Please reproduce each of the following entries exactly.

Page and application data records
- Opening Delimiter -

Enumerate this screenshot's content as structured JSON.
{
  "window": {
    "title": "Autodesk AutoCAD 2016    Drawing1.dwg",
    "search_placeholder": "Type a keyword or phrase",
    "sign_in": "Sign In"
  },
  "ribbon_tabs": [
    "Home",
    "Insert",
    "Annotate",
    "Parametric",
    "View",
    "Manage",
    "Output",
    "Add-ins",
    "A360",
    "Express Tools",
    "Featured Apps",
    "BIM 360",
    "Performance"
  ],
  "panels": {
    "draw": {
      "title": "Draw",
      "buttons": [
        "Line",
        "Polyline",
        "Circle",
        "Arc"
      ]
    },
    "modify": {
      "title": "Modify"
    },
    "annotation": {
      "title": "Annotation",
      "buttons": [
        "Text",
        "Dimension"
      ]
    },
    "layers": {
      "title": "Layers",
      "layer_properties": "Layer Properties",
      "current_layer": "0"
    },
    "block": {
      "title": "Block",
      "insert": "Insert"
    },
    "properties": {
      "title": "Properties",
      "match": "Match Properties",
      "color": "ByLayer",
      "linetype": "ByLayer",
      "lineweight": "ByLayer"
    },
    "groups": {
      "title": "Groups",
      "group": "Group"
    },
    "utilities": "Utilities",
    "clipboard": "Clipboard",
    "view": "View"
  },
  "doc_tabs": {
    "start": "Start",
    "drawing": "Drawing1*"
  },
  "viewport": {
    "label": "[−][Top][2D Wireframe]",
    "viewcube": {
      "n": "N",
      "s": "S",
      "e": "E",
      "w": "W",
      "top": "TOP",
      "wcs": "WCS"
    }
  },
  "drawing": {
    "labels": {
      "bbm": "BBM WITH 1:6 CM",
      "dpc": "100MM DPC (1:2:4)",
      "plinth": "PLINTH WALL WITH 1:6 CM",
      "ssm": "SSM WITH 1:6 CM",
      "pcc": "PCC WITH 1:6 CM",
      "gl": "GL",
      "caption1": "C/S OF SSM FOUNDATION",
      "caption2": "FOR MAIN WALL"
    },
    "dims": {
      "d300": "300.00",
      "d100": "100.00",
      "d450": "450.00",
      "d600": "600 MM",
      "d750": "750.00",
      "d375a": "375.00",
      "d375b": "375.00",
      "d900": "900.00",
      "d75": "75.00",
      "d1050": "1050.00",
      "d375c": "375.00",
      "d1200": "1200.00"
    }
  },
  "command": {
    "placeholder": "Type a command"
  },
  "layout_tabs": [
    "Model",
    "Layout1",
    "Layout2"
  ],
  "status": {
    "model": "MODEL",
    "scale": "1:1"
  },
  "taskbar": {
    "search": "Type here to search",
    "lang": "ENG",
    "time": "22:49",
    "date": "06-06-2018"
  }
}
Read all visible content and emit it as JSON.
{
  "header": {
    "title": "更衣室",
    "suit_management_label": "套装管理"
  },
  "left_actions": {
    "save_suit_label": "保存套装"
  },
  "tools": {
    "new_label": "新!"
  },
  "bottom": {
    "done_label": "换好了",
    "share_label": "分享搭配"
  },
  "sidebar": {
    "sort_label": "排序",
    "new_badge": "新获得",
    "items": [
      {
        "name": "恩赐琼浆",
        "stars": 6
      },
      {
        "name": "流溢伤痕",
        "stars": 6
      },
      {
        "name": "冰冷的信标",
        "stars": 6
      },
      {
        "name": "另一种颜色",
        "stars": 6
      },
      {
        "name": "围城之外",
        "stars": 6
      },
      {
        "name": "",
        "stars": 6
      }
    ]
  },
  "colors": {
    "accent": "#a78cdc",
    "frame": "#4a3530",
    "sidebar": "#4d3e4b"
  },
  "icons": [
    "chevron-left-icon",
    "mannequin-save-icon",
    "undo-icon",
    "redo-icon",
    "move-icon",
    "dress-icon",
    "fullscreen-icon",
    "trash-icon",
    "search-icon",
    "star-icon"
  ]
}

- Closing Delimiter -

- Written solution
Enumerate this screenshot's content as structured JSON.
{
  "window": {
    "title": "Autodesk AutoCAD 2016    Drawing1.dwg",
    "search_placeholder": "Type a keyword or phrase",
    "sign_in": "Sign In"
  },
  "ribbon_tabs": [
    "Home",
    "Insert",
    "Annotate",
    "Parametric",
    "View",
    "Manage",
    "Output",
    "Add-ins",
    "A360",
    "Express Tools",
    "Featured Apps",
    "BIM 360",
    "Performance"
  ],
  "panels": {
    "draw": {
      "title": "Draw",
      "buttons": [
        "Line",
        "Polyline",
        "Circle",
        "Arc"
      ]
    },
    "modify": {
      "title": "Modify"
    },
    "annotation": {
      "title": "Annotation",
      "buttons": [
        "Text",
        "Dimension"
      ]
    },
    "layers": {
      "title": "Layers",
      "layer_properties": "Layer Properties",
      "current_layer": "0"
    },
    "block": {
      "title": "Block",
      "insert": "Insert"
    },
    "properties": {
      "title": "Properties",
      "match": "Match Properties",
      "color": "ByLayer",
      "linetype": "ByLayer",
      "lineweight": "ByLayer"
    },
    "groups": {
      "title": "Groups",
      "group": "Group"
    },
    "utilities": "Utilities",
    "clipboard": "Clipboard",
    "view": "View"
  },
  "doc_tabs": {
    "start": "Start",
    "drawing": "Drawing1*"
  },
  "viewport": {
    "label": "[−][Top][2D Wireframe]",
    "viewcube": {
      "n": "N",
      "s": "S",
      "e": "E",
      "w": "W",
      "top": "TOP",
      "wcs": "WCS"
    }
  },
  "drawing": {
    "labels": {
      "bbm": "BBM WITH 1:6 CM",
      "dpc": "100MM DPC (1:2:4)",
      "plinth": "PLINTH WALL WITH 1:6 CM",
      "ssm": "SSM WITH 1:6 CM",
      "pcc": "PCC WITH 1:6 CM",
      "gl": "GL",
      "caption1": "C/S OF SSM FOUNDATION",
      "caption2": "FOR MAIN WALL"
    },
    "dims": {
      "d300": "300.00",
      "d100": "100.00",
      "d450": "450.00",
      "d600": "600 MM",
      "d750": "750.00",
      "d375a": "375.00",
      "d375b": "375.00",
      "d900": "900.00",
      "d75": "75.00",
      "d1050": "1050.00",
      "d375c": "375.00",
      "d1200": "1200.00"
    }
  },
  "command": {
    "placeholder": "Type a command"
  },
  "layout_tabs": [
    "Model",
    "Layout1",
    "Layout2"
  ],
  "status": {
    "model": "MODEL",
    "scale": "1:1"
  },
  "taskbar": {
    "search": "Type here to search",
    "lang": "ENG",
    "time": "22:49",
    "date": "06-06-2018"
  }
}
Read all visible content and emit it as JSON.
{
  "header": {
    "title": "更衣室",
    "suit_management_label": "套装管理"
  },
  "left_actions": {
    "save_suit_label": "保存套装"
  },
  "tools": {
    "new_label": "新!"
  },
  "bottom": {
    "done_label": "换好了",
    "share_label": "分享搭配"
  },
  "sidebar": {
    "sort_label": "排序",
    "new_badge": "新获得",
    "items": [
      {
        "name": "恩赐琼浆",
        "stars": 6
      },
      {
        "name": "流溢伤痕",
        "stars": 6
      },
      {
        "name": "冰冷的信标",
        "stars": 6
      },
      {
        "name": "另一种颜色",
        "stars": 6
      },
      {
        "name": "围城之外",
        "stars": 6
      },
      {
        "name": "",
        "stars": 6
      }
    ]
  },
  "colors": {
    "accent": "#a78cdc",
    "frame": "#4a3530",
    "sidebar": "#4d3e4b"
  },
  "icons": [
    "chevron-left-icon",
    "mannequin-save-icon",
    "undo-icon",
    "redo-icon",
    "move-icon",
    "dress-icon",
    "fullscreen-icon",
    "trash-icon",
    "search-icon",
    "star-icon"
  ]
}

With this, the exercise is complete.